__TASK BRIEF__
Your answer needs to include each line of the records in which the string "this" can be found.

__RECORDS SUPPLIED__
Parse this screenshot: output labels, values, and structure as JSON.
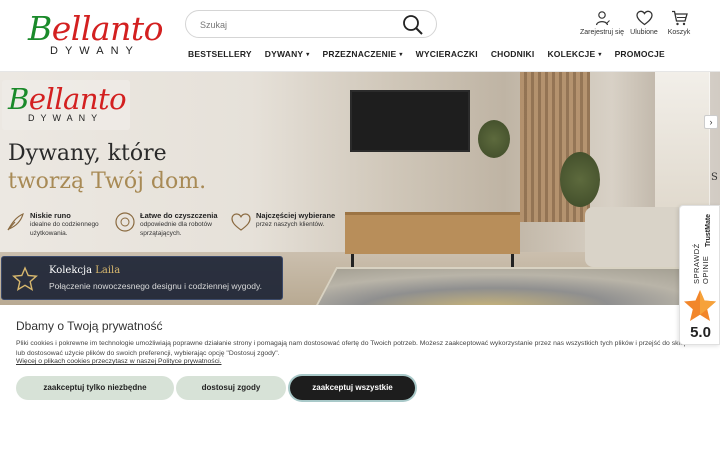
{
  "header": {
    "logo_main_b": "B",
    "logo_main_rest": "ellanto",
    "logo_sub": "DYWANY",
    "search_placeholder": "Szukaj",
    "icons": {
      "register_label": "Zarejestruj się",
      "favorites_label": "Ulubione",
      "cart_label": "Koszyk"
    },
    "nav": [
      {
        "label": "BESTSELLERY",
        "dropdown": false
      },
      {
        "label": "DYWANY",
        "dropdown": true
      },
      {
        "label": "PRZEZNACZENIE",
        "dropdown": true
      },
      {
        "label": "WYCIERACZKI",
        "dropdown": false
      },
      {
        "label": "CHODNIKI",
        "dropdown": false
      },
      {
        "label": "KOLEKCJE",
        "dropdown": true
      },
      {
        "label": "PROMOCJE",
        "dropdown": false
      }
    ],
    "chevron_glyph": "▾"
  },
  "hero": {
    "logo_main_b": "B",
    "logo_main_rest": "ellanto",
    "logo_sub": "DYWANY",
    "headline_line1": "Dywany, które",
    "headline_line2": "tworzą Twój dom.",
    "features": [
      {
        "title": "Niskie runo",
        "desc1": "idealne do codziennego",
        "desc2": "użytkowania."
      },
      {
        "title": "Łatwe do czyszczenia",
        "desc1": "odpowiednie dla robotów",
        "desc2": "sprzątających."
      },
      {
        "title": "Najczęściej wybierane",
        "desc1": "przez naszych klientów.",
        "desc2": ""
      }
    ],
    "collection_prefix": "Kolekcja ",
    "collection_name": "Laila",
    "collection_desc": "Połączenie nowoczesnego designu i codziennej wygody.",
    "next_partial_text": "S",
    "next_arrow": "›"
  },
  "trustmate": {
    "line1": "SPRAWDŹ OPINIE",
    "line2": "TrustMate",
    "score": "5.0"
  },
  "cookie": {
    "title": "Dbamy o Twoją prywatność",
    "text": "Pliki cookies i pokrewne im technologie umożliwiają poprawne działanie strony i pomagają nam dostosować ofertę do Twoich potrzeb. Możesz zaakceptować wykorzystanie przez nas wszystkich tych plików i przejść do sklepu lub dostosować użycie plików do swoich preferencji, wybierając opcję \"Dostosuj zgody\".",
    "link": "Więcej o plikach cookies przeczytasz w naszej Polityce prywatności.",
    "btn_necessary": "zaakceptuj tylko niezbędne",
    "btn_customize": "dostosuj zgody",
    "btn_accept_all": "zaakceptuj wszystkie"
  },
  "colors": {
    "logo_green": "#1a8a2a",
    "logo_red": "#d32020",
    "accent_gold": "#a88a55",
    "cookie_btn_bg": "#d7e2d7",
    "primary_btn_bg": "#1d1d1d"
  }
}
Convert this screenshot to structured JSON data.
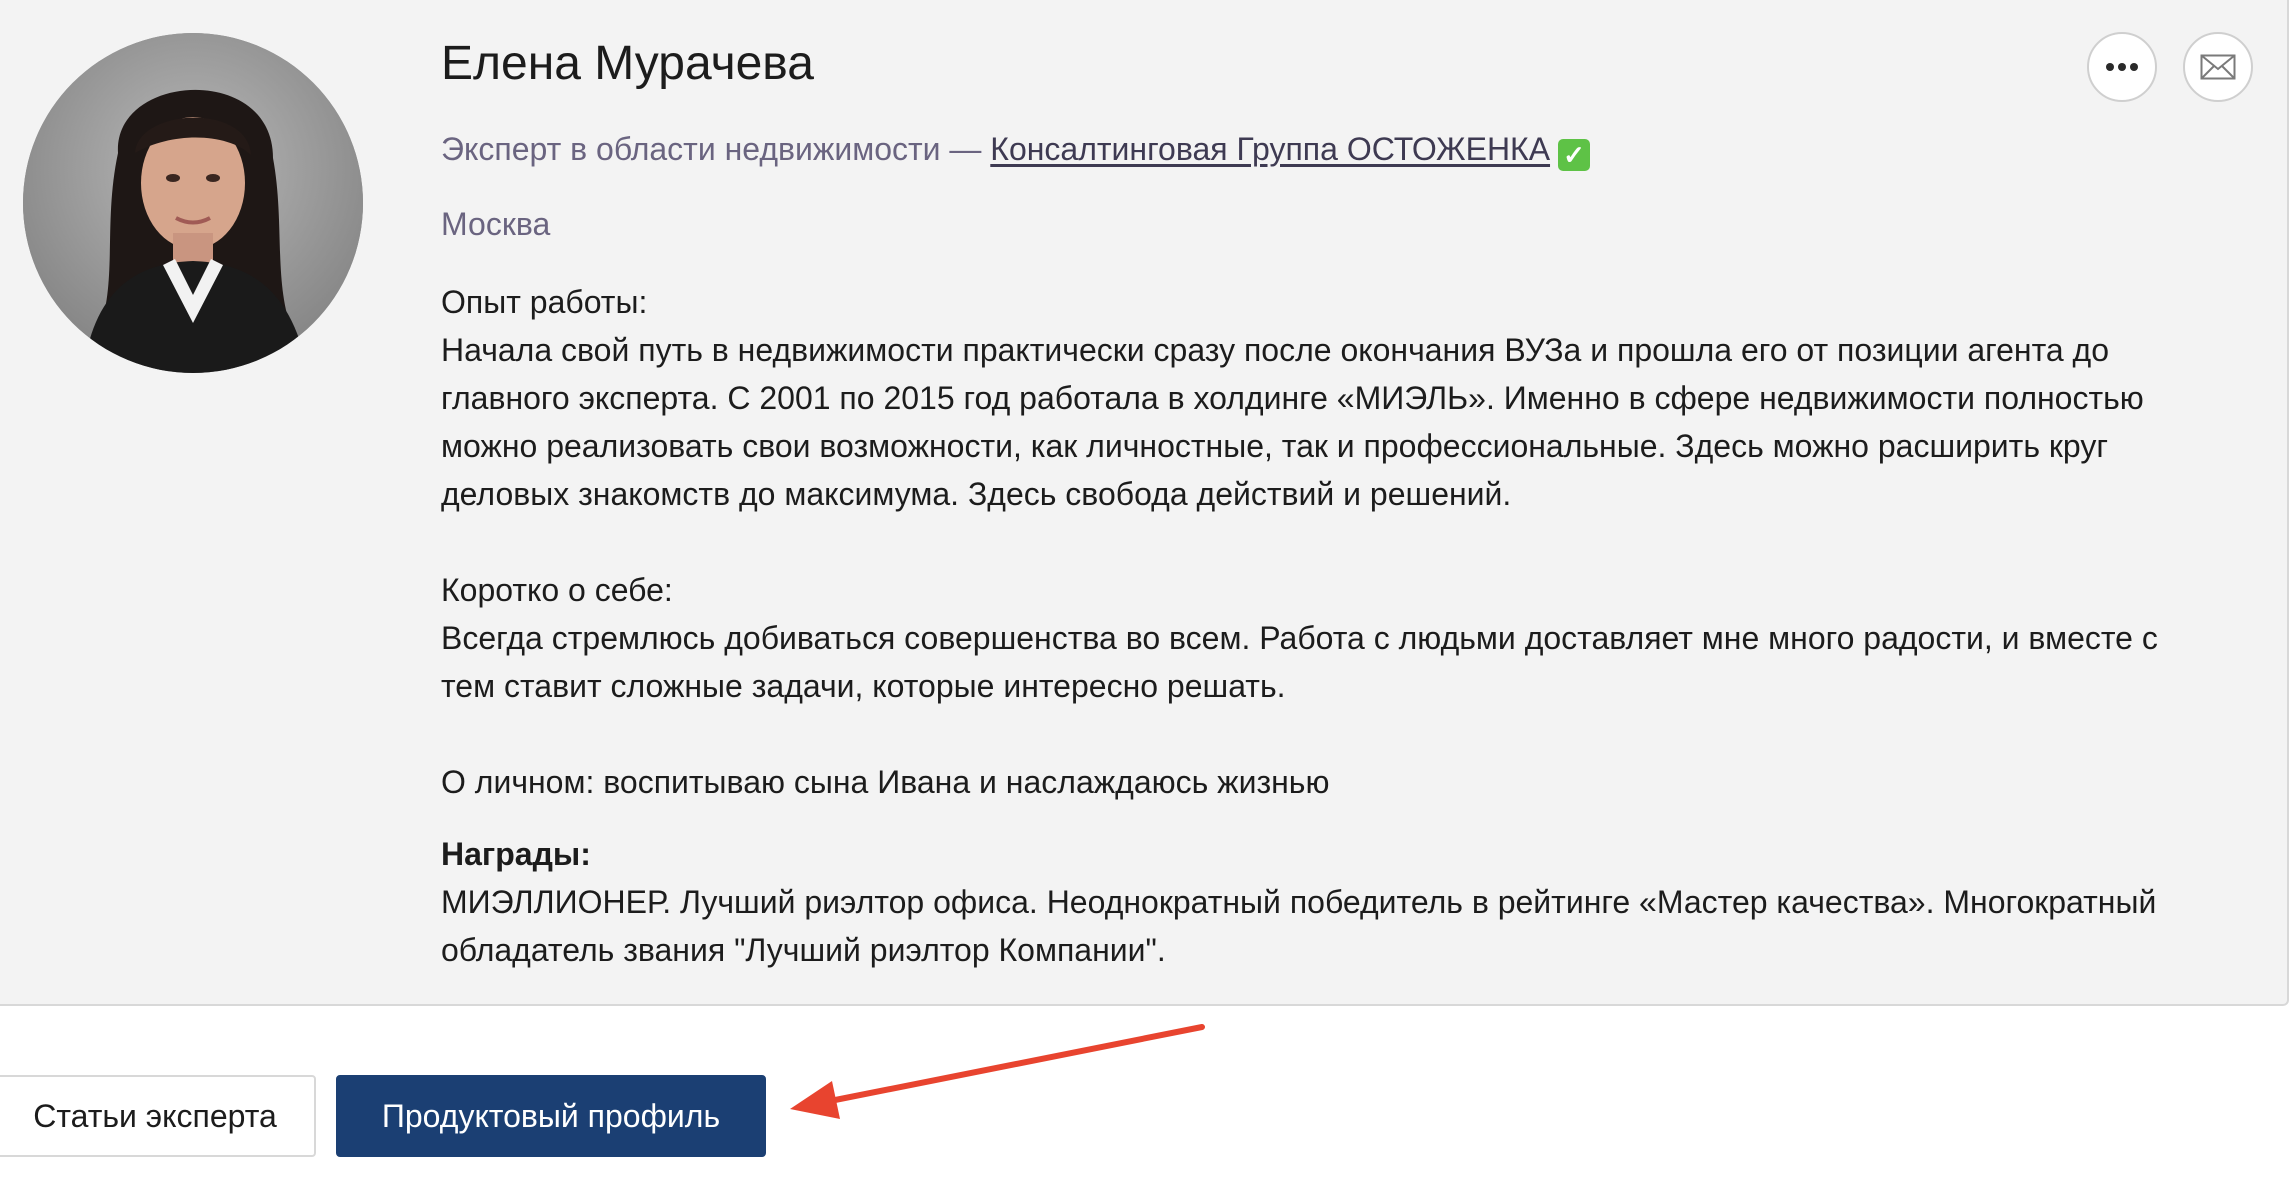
{
  "profile": {
    "name": "Елена Мурачева",
    "role_prefix": "Эксперт в области недвижимости — ",
    "company": "Консалтинговая Группа ОСТОЖЕНКА",
    "verified_icon": "check-mark-icon",
    "city": "Москва"
  },
  "bio": {
    "experience_heading": "Опыт работы:",
    "experience_lines": [
      "Начала свой путь в недвижимости практически сразу после окончания ВУЗа и прошла его от позиции агента до",
      "главного эксперта. С 2001 по 2015 год работала в холдинге «МИЭЛЬ». Именно в сфере недвижимости полностью",
      "можно реализовать свои возможности, как личностные, так и профессиональные. Здесь можно расширить круг",
      "деловых знакомств до максимума. Здесь свобода действий и решений."
    ],
    "about_heading": "Коротко о себе:",
    "about_lines": [
      "Всегда стремлюсь добиваться совершенства во всем. Работа с людьми доставляет мне много радости, и вместе с",
      "тем ставит сложные задачи, которые интересно решать."
    ],
    "personal": "О личном: воспитываю сына Ивана и наслаждаюсь жизнью",
    "awards_heading": "Награды:",
    "awards_lines": [
      "МИЭЛЛИОНЕР. Лучший риэлтор офиса. Неоднократный победитель в рейтинге «Мастер качества». Многократный",
      "обладатель звания \"Лучший риэлтор Компании\"."
    ]
  },
  "actions": {
    "more_icon": "more-dots-icon",
    "mail_icon": "envelope-icon"
  },
  "buttons": {
    "articles": "Статьи эксперта",
    "product_profile": "Продуктовый профиль"
  },
  "colors": {
    "card_bg": "#f3f3f3",
    "primary_button": "#1b3f73",
    "secondary_text": "#6a6480",
    "annotation_arrow": "#e8442f"
  }
}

__ANSWER AREA__
Parse this screenshot: output labels, values, and structure as JSON.
Convert this screenshot to structured JSON data.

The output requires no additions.